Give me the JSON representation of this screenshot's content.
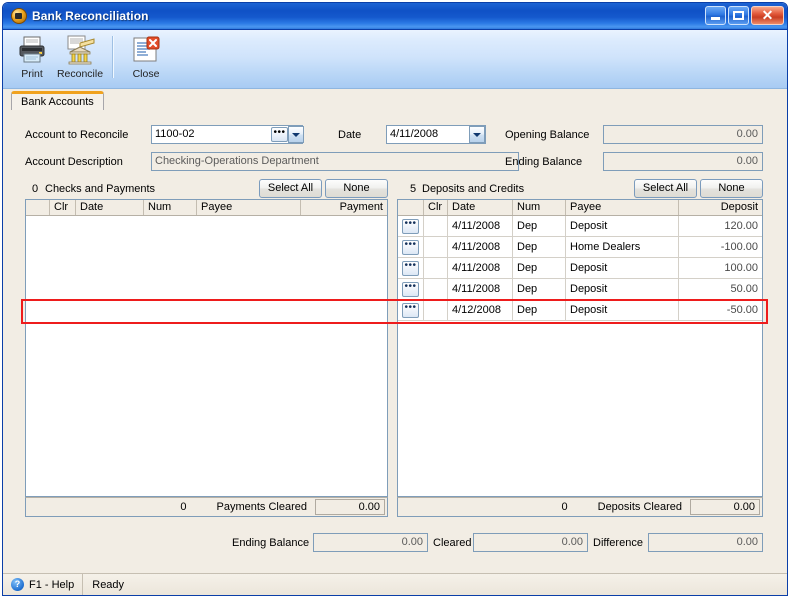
{
  "window": {
    "title": "Bank Reconciliation",
    "icon": "app-icon",
    "minimize_label": "_",
    "maximize_label": "□",
    "close_label": "✕"
  },
  "toolbar": {
    "items": [
      {
        "label": "Print",
        "icon": "printer-icon"
      },
      {
        "label": "Reconcile",
        "icon": "bank-icon"
      },
      {
        "label": "Close",
        "icon": "close-document-icon"
      }
    ]
  },
  "tabs": [
    {
      "label": "Bank Accounts",
      "active": true
    }
  ],
  "form": {
    "account_to_reconcile_label": "Account to Reconcile",
    "account_to_reconcile_value": "1100-02",
    "account_ellipsis_label": "•••",
    "account_description_label": "Account Description",
    "account_description_value": "Checking-Operations Department",
    "date_label": "Date",
    "date_value": "4/11/2008",
    "opening_balance_label": "Opening Balance",
    "opening_balance_value": "0.00",
    "ending_balance_label": "Ending Balance",
    "ending_balance_value": "0.00"
  },
  "left_panel": {
    "count": "0",
    "title": "Checks and Payments",
    "select_all_label": "Select All",
    "none_label": "None",
    "columns": [
      "",
      "Clr",
      "Date",
      "Num",
      "Payee",
      "Payment"
    ],
    "rows": [],
    "footer": {
      "count": "0",
      "label": "Payments Cleared",
      "value": "0.00"
    }
  },
  "right_panel": {
    "count": "5",
    "title": "Deposits and Credits",
    "select_all_label": "Select All",
    "none_label": "None",
    "columns": [
      "",
      "Clr",
      "Date",
      "Num",
      "Payee",
      "Deposit"
    ],
    "rows": [
      {
        "selector": "•••",
        "clr": "",
        "date": "4/11/2008",
        "num": "Dep",
        "payee": "Deposit",
        "amount": "120.00"
      },
      {
        "selector": "•••",
        "clr": "",
        "date": "4/11/2008",
        "num": "Dep",
        "payee": "Home Dealers",
        "amount": "-100.00"
      },
      {
        "selector": "•••",
        "clr": "",
        "date": "4/11/2008",
        "num": "Dep",
        "payee": "Deposit",
        "amount": "100.00"
      },
      {
        "selector": "•••",
        "clr": "",
        "date": "4/11/2008",
        "num": "Dep",
        "payee": "Deposit",
        "amount": "50.00"
      },
      {
        "selector": "•••",
        "clr": "",
        "date": "4/12/2008",
        "num": "Dep",
        "payee": "Deposit",
        "amount": "-50.00"
      }
    ],
    "footer": {
      "count": "0",
      "label": "Deposits Cleared",
      "value": "0.00"
    }
  },
  "totals": {
    "ending_balance_label": "Ending Balance",
    "ending_balance_value": "0.00",
    "cleared_label": "Cleared",
    "cleared_value": "0.00",
    "difference_label": "Difference",
    "difference_value": "0.00"
  },
  "statusbar": {
    "help_label": "F1 - Help",
    "status_label": "Ready"
  },
  "highlight": {
    "color": "#ee1c1c",
    "target": "right-grid-row-5"
  }
}
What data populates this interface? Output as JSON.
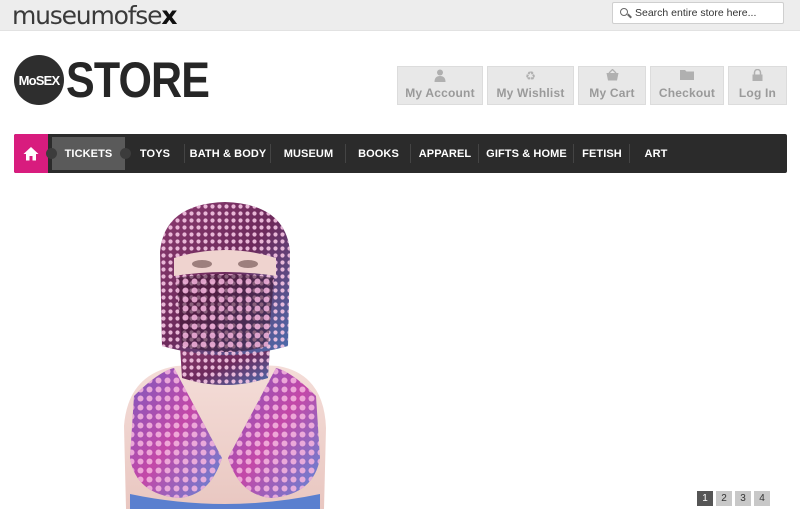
{
  "header": {
    "wordmark_main": "museumofse",
    "wordmark_x": "x",
    "search_placeholder": "Search entire store here..."
  },
  "logo": {
    "badge": "MoSEX",
    "title": "STORE"
  },
  "account_links": [
    {
      "label": "My Account",
      "icon": "person-icon"
    },
    {
      "label": "My Wishlist",
      "icon": "recycle-icon"
    },
    {
      "label": "My Cart",
      "icon": "basket-icon"
    },
    {
      "label": "Checkout",
      "icon": "folder-icon"
    },
    {
      "label": "Log In",
      "icon": "lock-icon"
    }
  ],
  "nav": {
    "items": [
      "TICKETS",
      "TOYS",
      "BATH & BODY",
      "MUSEUM",
      "BOOKS",
      "APPAREL",
      "GIFTS & HOME",
      "FETISH",
      "ART"
    ]
  },
  "colors": {
    "accent": "#d81c7e",
    "nav_bg": "#2b2b2b"
  },
  "pagination": {
    "pages": [
      "1",
      "2",
      "3",
      "4"
    ],
    "current": 1
  }
}
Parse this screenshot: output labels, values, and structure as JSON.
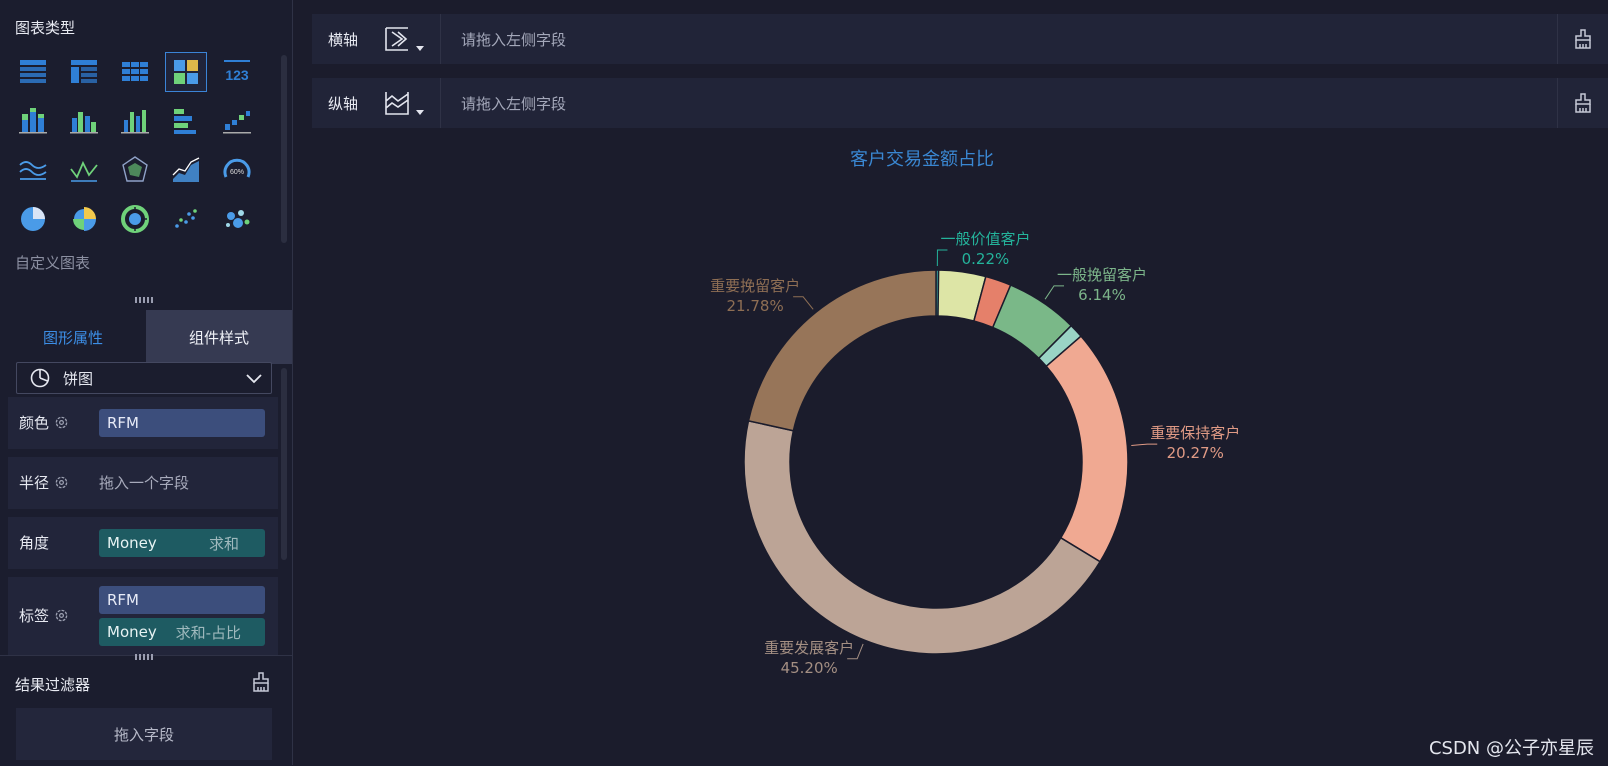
{
  "left_panel": {
    "chart_type_title": "图表类型",
    "chart_types": [
      "table-icon",
      "pivot-table-icon",
      "grid-table-icon",
      "heatmap-table-icon",
      "kpi-number-icon",
      "stacked-bar-icon",
      "grouped-bar-icon",
      "bar-chart-icon",
      "horizontal-bar-icon",
      "waterfall-icon",
      "multi-line-icon",
      "line-chart-icon",
      "radar-icon",
      "area-chart-icon",
      "gauge-icon",
      "pie-icon",
      "rose-pie-icon",
      "sunburst-icon",
      "scatter-icon",
      "bubble-icon"
    ],
    "kpi_text": "123",
    "gauge_text": "60%",
    "custom_chart_label": "自定义图表",
    "tabs": [
      "图形属性",
      "组件样式"
    ],
    "chart_select": "饼图",
    "properties": [
      {
        "label": "颜色",
        "chips": [
          {
            "text": "RFM"
          }
        ]
      },
      {
        "label": "半径",
        "placeholder": "拖入一个字段"
      },
      {
        "label": "角度",
        "chips": [
          {
            "text": "Money",
            "agg": "求和"
          }
        ]
      },
      {
        "label": "标签",
        "chips": [
          {
            "text": "RFM"
          },
          {
            "text": "Money",
            "agg": "求和-占比"
          }
        ]
      }
    ],
    "filter": {
      "title": "结果过滤器",
      "drop": "拖入字段"
    }
  },
  "axes": {
    "x": {
      "name": "横轴",
      "placeholder": "请拖入左侧字段"
    },
    "y": {
      "name": "纵轴",
      "placeholder": "请拖入左侧字段"
    }
  },
  "colors": {
    "accent": "#3c8ee6",
    "title": "#3a87d2"
  },
  "watermark": "CSDN @公子亦星辰",
  "chart_data": {
    "type": "pie",
    "title": "客户交易金额占比",
    "donut": true,
    "slices": [
      {
        "name": "一般价值客户",
        "value": 0.22,
        "label": "0.22%",
        "color": "#3bb7b0",
        "label_color": "#24b39b",
        "show_label": true
      },
      {
        "name": "",
        "value": 4.0,
        "color": "#dde5a6",
        "show_label": false
      },
      {
        "name": "",
        "value": 2.2,
        "color": "#e5806a",
        "show_label": false
      },
      {
        "name": "一般挽留客户",
        "value": 6.14,
        "label": "6.14%",
        "color": "#7ab888",
        "label_color": "#7cb58a",
        "show_label": true
      },
      {
        "name": "",
        "value": 1.2,
        "color": "#9ad4c5",
        "show_label": false
      },
      {
        "name": "重要保持客户",
        "value": 20.27,
        "label": "20.27%",
        "color": "#f0a992",
        "label_color": "#e09a85",
        "show_label": true
      },
      {
        "name": "重要发展客户",
        "value": 45.2,
        "label": "45.20%",
        "color": "#bca496",
        "label_color": "#a48f83",
        "show_label": true
      },
      {
        "name": "重要挽留客户",
        "value": 21.78,
        "label": "21.78%",
        "color": "#977559",
        "label_color": "#8e6e54",
        "show_label": true
      }
    ]
  }
}
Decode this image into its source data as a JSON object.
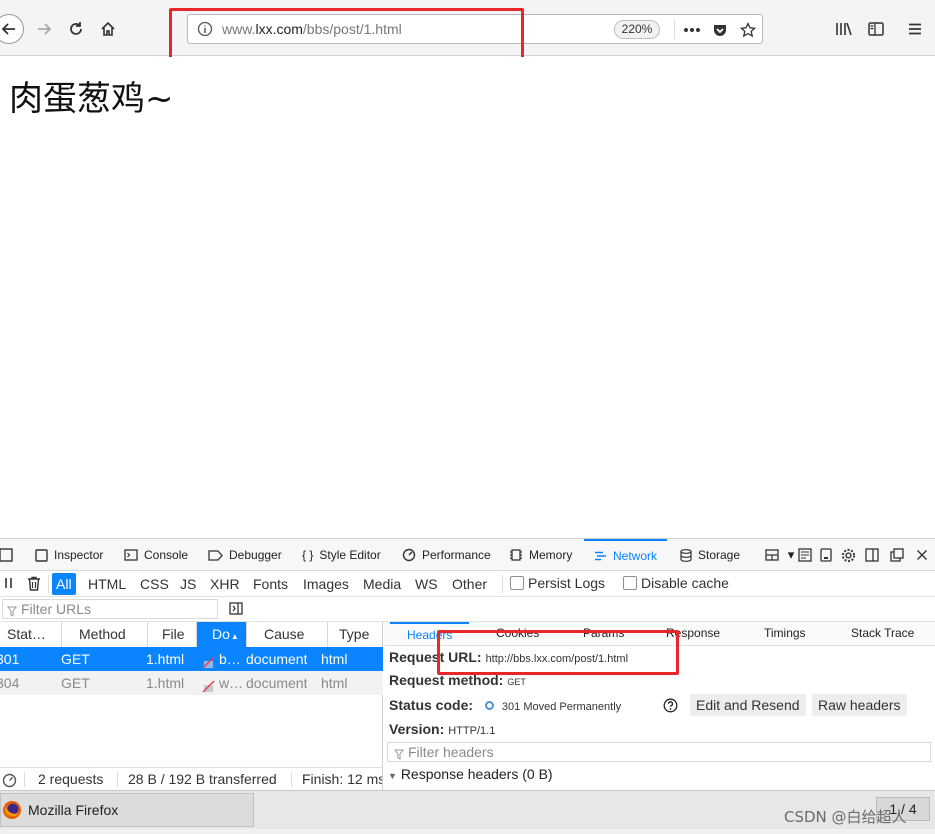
{
  "browser": {
    "url_prefix": "www.",
    "url_host": "lxx.com",
    "url_path": "/bbs/post/1.html",
    "zoom": "220%"
  },
  "page": {
    "heading": "肉蛋葱鸡~"
  },
  "devtools": {
    "tabs": [
      {
        "label": "Inspector"
      },
      {
        "label": "Console"
      },
      {
        "label": "Debugger"
      },
      {
        "label": "Style Editor"
      },
      {
        "label": "Performance"
      },
      {
        "label": "Memory"
      },
      {
        "label": "Network"
      },
      {
        "label": "Storage"
      }
    ],
    "filter_types": [
      "All",
      "HTML",
      "CSS",
      "JS",
      "XHR",
      "Fonts",
      "Images",
      "Media",
      "WS",
      "Other"
    ],
    "persist_logs": "Persist Logs",
    "disable_cache": "Disable cache",
    "filter_urls_placeholder": "Filter URLs",
    "columns": [
      "Stat…",
      "Method",
      "File",
      "Do",
      "Cause",
      "Type"
    ],
    "requests": [
      {
        "status": "301",
        "method": "GET",
        "file": "1.html",
        "domain": "b…",
        "cause": "document",
        "type": "html"
      },
      {
        "status": "304",
        "method": "GET",
        "file": "1.html",
        "domain": "w…",
        "cause": "document",
        "type": "html"
      }
    ],
    "status_bar": {
      "requests": "2 requests",
      "transferred": "28 B / 192 B transferred",
      "finish": "Finish: 12 ms"
    },
    "details_tabs": [
      "Headers",
      "Cookies",
      "Params",
      "Response",
      "Timings",
      "Stack Trace"
    ],
    "request_url_label": "Request URL:",
    "request_url": "http://bbs.lxx.com/post/1.html",
    "request_method_label": "Request method:",
    "request_method": "GET",
    "status_code_label": "Status code:",
    "status_code": "301 Moved Permanently",
    "edit_resend": "Edit and Resend",
    "raw_headers": "Raw headers",
    "version_label": "Version:",
    "version": "HTTP/1.1",
    "filter_headers_placeholder": "Filter headers",
    "response_headers": "Response headers (0 B)"
  },
  "taskbar": {
    "app": "Mozilla Firefox",
    "page_indicator": "1 / 4"
  },
  "watermark": "CSDN @白给超人",
  "colors": {
    "accent": "#0a84ff",
    "highlight": "#e8272b"
  }
}
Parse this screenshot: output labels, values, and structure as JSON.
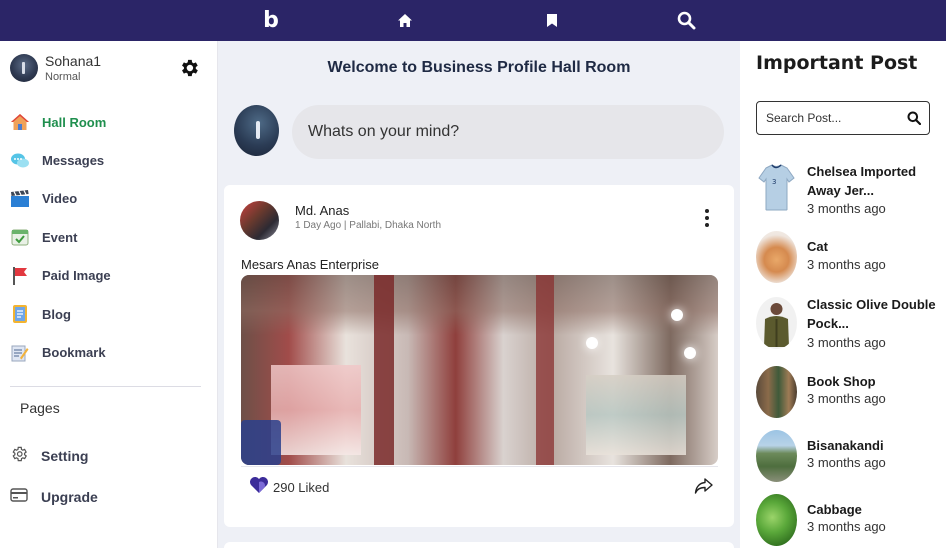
{
  "topbar": {
    "logo": "b",
    "icons": [
      "home-icon",
      "bookmark-icon",
      "search-icon"
    ]
  },
  "user": {
    "name": "Sohana1",
    "role": "Normal"
  },
  "nav": {
    "items": [
      {
        "label": "Hall Room",
        "icon": "house-icon",
        "active": true
      },
      {
        "label": "Messages",
        "icon": "chat-bubbles-icon",
        "active": false
      },
      {
        "label": "Video",
        "icon": "clapperboard-icon",
        "active": false
      },
      {
        "label": "Event",
        "icon": "calendar-icon",
        "active": false
      },
      {
        "label": "Paid Image",
        "icon": "flag-icon",
        "active": false
      },
      {
        "label": "Blog",
        "icon": "notebook-icon",
        "active": false
      },
      {
        "label": "Bookmark",
        "icon": "memo-icon",
        "active": false
      }
    ],
    "pages_title": "Pages",
    "setting_label": "Setting",
    "upgrade_label": "Upgrade"
  },
  "main": {
    "title": "Welcome to Business Profile Hall Room",
    "composer_placeholder": "Whats on your mind?",
    "post": {
      "author": "Md. Anas",
      "meta": "1 Day Ago | Pallabi, Dhaka North",
      "caption": "Mesars Anas Enterprise",
      "likes": "290 Liked"
    }
  },
  "right": {
    "title": "Important Post",
    "search_placeholder": "Search Post...",
    "posts": [
      {
        "name": "Chelsea Imported Away Jer...",
        "time": "3 months ago"
      },
      {
        "name": "Cat",
        "time": "3 months ago"
      },
      {
        "name": "Classic Olive Double Pock...",
        "time": "3 months ago"
      },
      {
        "name": "Book Shop",
        "time": "3 months ago"
      },
      {
        "name": "Bisanakandi",
        "time": "3 months ago"
      },
      {
        "name": "Cabbage",
        "time": "3 months ago"
      }
    ]
  },
  "colors": {
    "topbar": "#2b2567",
    "active_nav": "#1f8f4e",
    "main_bg": "#eef0f6"
  }
}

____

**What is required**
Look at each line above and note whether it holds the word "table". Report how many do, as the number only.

**Task response**
4